Boston - At current valuations, municipals appear attractive for crossover buyers, which could provide some much-needed support for the market.

What we are seeing

The municipal market is in the midst of a historic outflow cycle: Through mid-June, municipal bond funds have experienced $73 billion in outflows — making this the worst outflow cycle dating back to 1992.

The outflows have resulted in significant selling pressure, and much improved value, as muni yields have increased 150 to 190 basis points (bps) across the curve since the beginning of the year.

Entering the summer months, municipal technicals on the supply side may turn supportive, with an estimated negative $33 billion in net supply potentially providing support for current price levels.

What we are doing

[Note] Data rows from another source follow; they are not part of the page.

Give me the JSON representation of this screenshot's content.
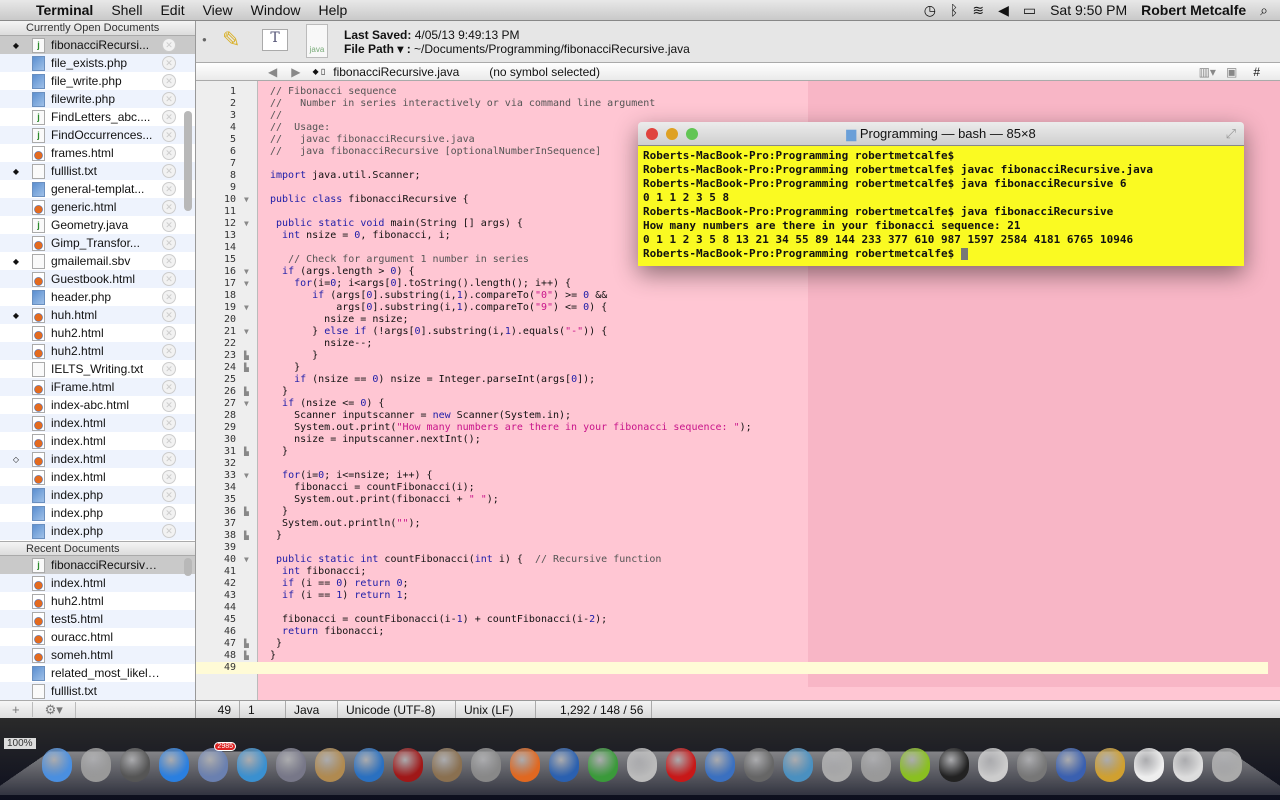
{
  "menubar": {
    "app": "Terminal",
    "items": [
      "Shell",
      "Edit",
      "View",
      "Window",
      "Help"
    ],
    "clock": "Sat 9:50 PM",
    "user": "Robert Metcalfe"
  },
  "sidebar": {
    "open_header": "Currently Open Documents",
    "open_docs": [
      {
        "name": "fibonacciRecursi...",
        "type": "java",
        "mark": "◆",
        "selected": true
      },
      {
        "name": "file_exists.php",
        "type": "php",
        "mark": ""
      },
      {
        "name": "file_write.php",
        "type": "php",
        "mark": ""
      },
      {
        "name": "filewrite.php",
        "type": "php",
        "mark": ""
      },
      {
        "name": "FindLetters_abc....",
        "type": "java",
        "mark": ""
      },
      {
        "name": "FindOccurrences...",
        "type": "java",
        "mark": ""
      },
      {
        "name": "frames.html",
        "type": "html",
        "mark": ""
      },
      {
        "name": "fulllist.txt",
        "type": "txt",
        "mark": "◆"
      },
      {
        "name": "general-templat...",
        "type": "php",
        "mark": ""
      },
      {
        "name": "generic.html",
        "type": "html",
        "mark": ""
      },
      {
        "name": "Geometry.java",
        "type": "java",
        "mark": ""
      },
      {
        "name": "Gimp_Transfor...",
        "type": "html",
        "mark": ""
      },
      {
        "name": "gmailemail.sbv",
        "type": "txt",
        "mark": "◆"
      },
      {
        "name": "Guestbook.html",
        "type": "html",
        "mark": ""
      },
      {
        "name": "header.php",
        "type": "php",
        "mark": ""
      },
      {
        "name": "huh.html",
        "type": "html",
        "mark": "◆"
      },
      {
        "name": "huh2.html",
        "type": "html",
        "mark": ""
      },
      {
        "name": "huh2.html",
        "type": "html",
        "mark": ""
      },
      {
        "name": "IELTS_Writing.txt",
        "type": "txt",
        "mark": ""
      },
      {
        "name": "iFrame.html",
        "type": "html",
        "mark": ""
      },
      {
        "name": "index-abc.html",
        "type": "html",
        "mark": ""
      },
      {
        "name": "index.html",
        "type": "html",
        "mark": ""
      },
      {
        "name": "index.html",
        "type": "html",
        "mark": ""
      },
      {
        "name": "index.html",
        "type": "html",
        "mark": "◇"
      },
      {
        "name": "index.html",
        "type": "html",
        "mark": ""
      },
      {
        "name": "index.php",
        "type": "php",
        "mark": ""
      },
      {
        "name": "index.php",
        "type": "php",
        "mark": ""
      },
      {
        "name": "index.php",
        "type": "php",
        "mark": ""
      }
    ],
    "recent_header": "Recent Documents",
    "recent_docs": [
      {
        "name": "fibonacciRecursive.j...",
        "type": "java",
        "selected": true
      },
      {
        "name": "index.html",
        "type": "html"
      },
      {
        "name": "huh2.html",
        "type": "html"
      },
      {
        "name": "test5.html",
        "type": "html"
      },
      {
        "name": "ouracc.html",
        "type": "html"
      },
      {
        "name": "someh.html",
        "type": "html"
      },
      {
        "name": "related_most_likely_...",
        "type": "php"
      },
      {
        "name": "fulllist.txt",
        "type": "txt"
      }
    ],
    "footer": {
      "add": "+",
      "gear": "⚙▾"
    }
  },
  "toolbar": {
    "last_saved_label": "Last Saved:",
    "last_saved": "4/05/13 9:49:13 PM",
    "file_path_label": "File Path ▾ :",
    "file_path": "~/Documents/Programming/fibonacciRecursive.java",
    "file_icon_text": "java"
  },
  "navbar": {
    "file": "fibonacciRecursive.java",
    "symbol": "(no symbol selected)",
    "hash": "#"
  },
  "editor": {
    "bg_color": "#ffc6d3",
    "fold_open": [
      10,
      12,
      16,
      17,
      19,
      21,
      27,
      33,
      40
    ],
    "fold_close": [
      23,
      24,
      26,
      31,
      36,
      38,
      47,
      48
    ],
    "current_line": 49,
    "lines": [
      "// Fibonacci sequence",
      "//   Number in series interactively or via command line argument",
      "//",
      "//  Usage:",
      "//   javac fibonacciRecursive.java",
      "//   java fibonacciRecursive [optionalNumberInSequence]",
      "",
      "import java.util.Scanner;",
      "",
      "public class fibonacciRecursive {",
      "",
      " public static void main(String [] args) {",
      "  int nsize = 0, fibonacci, i;",
      "",
      "   // Check for argument 1 number in series",
      "  if (args.length > 0) {",
      "    for(i=0; i<args[0].toString().length(); i++) {",
      "       if (args[0].substring(i,1).compareTo(\"0\") >= 0 &&",
      "           args[0].substring(i,1).compareTo(\"9\") <= 0) {",
      "         nsize = nsize;",
      "       } else if (!args[0].substring(i,1).equals(\"-\")) {",
      "         nsize--;",
      "       }",
      "    }",
      "    if (nsize == 0) nsize = Integer.parseInt(args[0]);",
      "  }",
      "  if (nsize <= 0) {",
      "    Scanner inputscanner = new Scanner(System.in);",
      "    System.out.print(\"How many numbers are there in your fibonacci sequence: \");",
      "    nsize = inputscanner.nextInt();",
      "  }",
      "",
      "  for(i=0; i<=nsize; i++) {",
      "    fibonacci = countFibonacci(i);",
      "    System.out.print(fibonacci + \" \");",
      "  }",
      "  System.out.println(\"\");",
      " }",
      "",
      " public static int countFibonacci(int i) {  // Recursive function",
      "  int fibonacci;",
      "  if (i == 0) return 0;",
      "  if (i == 1) return 1;",
      "",
      "  fibonacci = countFibonacci(i-1) + countFibonacci(i-2);",
      "  return fibonacci;",
      " }",
      "}",
      ""
    ]
  },
  "status": {
    "line": "49",
    "col": "1",
    "language": "Java",
    "encoding": "Unicode (UTF-8)",
    "line_endings": "Unix (LF)",
    "counts": "1,292 / 148 / 56"
  },
  "terminal": {
    "title": "Programming — bash — 85×8",
    "bg_color": "#fafa22",
    "lines": [
      "Roberts-MacBook-Pro:Programming robertmetcalfe$",
      "Roberts-MacBook-Pro:Programming robertmetcalfe$ javac fibonacciRecursive.java",
      "Roberts-MacBook-Pro:Programming robertmetcalfe$ java fibonacciRecursive 6",
      "0 1 1 2 3 5 8",
      "Roberts-MacBook-Pro:Programming robertmetcalfe$ java fibonacciRecursive",
      "How many numbers are there in your fibonacci sequence: 21",
      "0 1 1 2 3 5 8 13 21 34 55 89 144 233 377 610 987 1597 2584 4181 6765 10946",
      "Roberts-MacBook-Pro:Programming robertmetcalfe$ "
    ]
  },
  "dock": {
    "zoom": "100%",
    "badge": "2985",
    "apps": [
      {
        "name": "finder",
        "color": "#4a8fe0"
      },
      {
        "name": "launchpad",
        "color": "#999"
      },
      {
        "name": "app",
        "color": "#555"
      },
      {
        "name": "app-store",
        "color": "#2a7fe0"
      },
      {
        "name": "mail-stamp",
        "color": "#6a80b0",
        "badge": true
      },
      {
        "name": "safari",
        "color": "#3a90d0"
      },
      {
        "name": "facetime",
        "color": "#778"
      },
      {
        "name": "address-book",
        "color": "#b08a50"
      },
      {
        "name": "itunes",
        "color": "#2a70c0"
      },
      {
        "name": "photo-booth",
        "color": "#a01818"
      },
      {
        "name": "iphoto",
        "color": "#8a7050"
      },
      {
        "name": "system-preferences",
        "color": "#888"
      },
      {
        "name": "firefox",
        "color": "#e06820"
      },
      {
        "name": "filezilla",
        "color": "#2a60b0"
      },
      {
        "name": "chrome",
        "color": "#3a9a3a"
      },
      {
        "name": "scissors-app",
        "color": "#bbb"
      },
      {
        "name": "opera",
        "color": "#c81818"
      },
      {
        "name": "xcode",
        "color": "#3a70c0"
      },
      {
        "name": "gimp",
        "color": "#666"
      },
      {
        "name": "preview",
        "color": "#4a90c0"
      },
      {
        "name": "help",
        "color": "#aaa"
      },
      {
        "name": "eclipse",
        "color": "#999"
      },
      {
        "name": "brackets",
        "color": "#8ac020"
      },
      {
        "name": "terminal",
        "color": "#222"
      },
      {
        "name": "automator",
        "color": "#ccc"
      },
      {
        "name": "app",
        "color": "#777"
      },
      {
        "name": "quicktime",
        "color": "#3a60b0"
      },
      {
        "name": "textwrangler",
        "color": "#d0a030"
      },
      {
        "name": "document",
        "color": "#eee"
      },
      {
        "name": "window",
        "color": "#ddd"
      },
      {
        "name": "trash",
        "color": "#aaa"
      }
    ]
  }
}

Volatility in the muni market has created opportunities within rating categories, sectors and coupon structures; we have used relative value trading to take advantage of these inefficiencies.

The front end of the yield curve remains attractive, and with the significant increase in yields on the long end of the curve, we are now assessing longer duration opportunities.

We are taking advantage of pockets of liquidity to sell bonds when certain demand arises from retail investors, banks and insurance companies.

We are redeploying capital in times of stress, when there are forced sellers in the market.

What we are watching

Through mid-June, the Bloomberg Municipal Bond Index is down -10% — the worst start to the year for municipals in 40 years. Historically, sharp increases in municipal yields have been followed by rewarding 6-month and 12-month returns for municipal bonds. After 23 straight weeks of fund outflows, we are watching and waiting for fund flows to turn around, which could help trigger a rally in municipals.

The Federal Reserve is in the precarious position of combating persistent inflation while avoiding a recession. Given that the fed funds rate is now 1.75%, we are watching inflationary pressures to see if the anticipated 175 bps of additional monetary tightening by year-end is realistic.

We are actively assessing ratios of tax-exempt municipals to Treasurys, taxable municipals and investment-grade corporate bonds. At current valuations, municipals appear attractive for crossover buyers, which could provide some much-needed support for the market.

Bill Delahunty, CFA
Portfolio Manager

Trevor Smith
Portfolio Manager

Bloomberg Municipal Bond Index is an unmanaged index of municipal bonds traded in the U.S.

Past performance is no guarantee of future results. The returns referred to in the commentary are those of representative indexes and are not meant to depict the performance of a specific investment.